**TASK BRIEF**
Pick every line out of the entries below that holds the string "icon", and report them.

**DATA IN THIS EXERCISE**
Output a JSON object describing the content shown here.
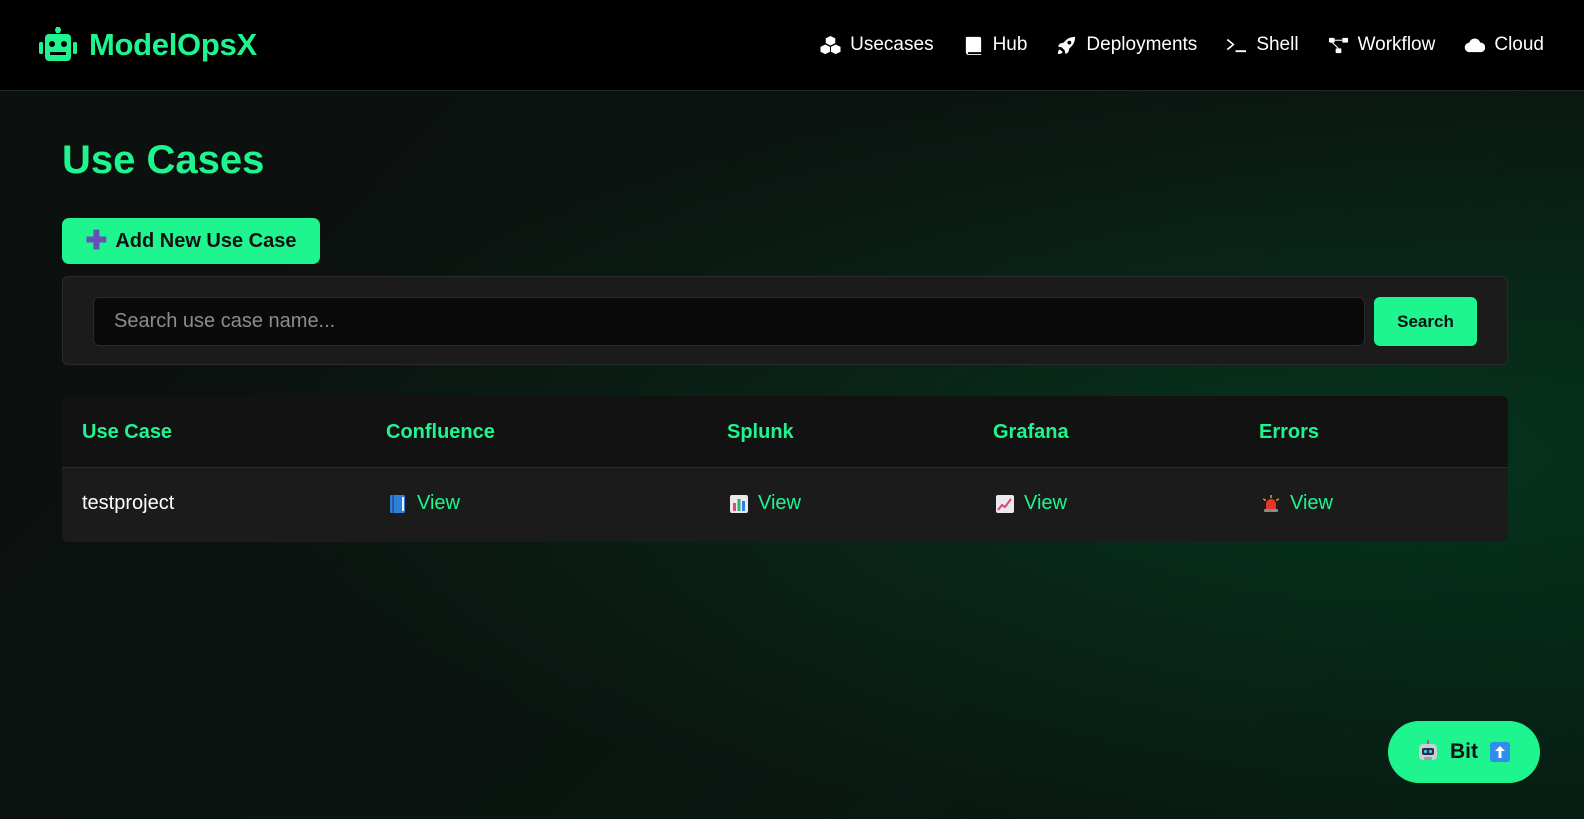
{
  "brand": {
    "name": "ModelOpsX"
  },
  "nav": [
    {
      "label": "Usecases",
      "icon": "cubes-icon"
    },
    {
      "label": "Hub",
      "icon": "book-icon"
    },
    {
      "label": "Deployments",
      "icon": "rocket-icon"
    },
    {
      "label": "Shell",
      "icon": "terminal-icon"
    },
    {
      "label": "Workflow",
      "icon": "workflow-icon"
    },
    {
      "label": "Cloud",
      "icon": "cloud-icon"
    }
  ],
  "page": {
    "title": "Use Cases",
    "add_button_label": "Add New Use Case"
  },
  "search": {
    "placeholder": "Search use case name...",
    "value": "",
    "button_label": "Search"
  },
  "table": {
    "headers": [
      "Use Case",
      "Confluence",
      "Splunk",
      "Grafana",
      "Errors"
    ],
    "rows": [
      {
        "name": "testproject",
        "confluence": {
          "label": "View",
          "icon": "blue-book-icon"
        },
        "splunk": {
          "label": "View",
          "icon": "bar-chart-icon"
        },
        "grafana": {
          "label": "View",
          "icon": "trend-chart-icon"
        },
        "errors": {
          "label": "View",
          "icon": "siren-icon"
        }
      }
    ]
  },
  "assistant": {
    "label": "Bit"
  },
  "colors": {
    "accent": "#1ff58f",
    "header_bg": "#000000",
    "panel_bg": "#1b1b1b"
  }
}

**RESPONSE AREA**
      "icon": "cubes-icon"
      "icon": "book-icon"
      "icon": "rocket-icon"
      "icon": "terminal-icon"
      "icon": "workflow-icon"
      "icon": "cloud-icon"
          "icon": "blue-book-icon"
          "icon": "bar-chart-icon"
          "icon": "trend-chart-icon"
          "icon": "siren-icon"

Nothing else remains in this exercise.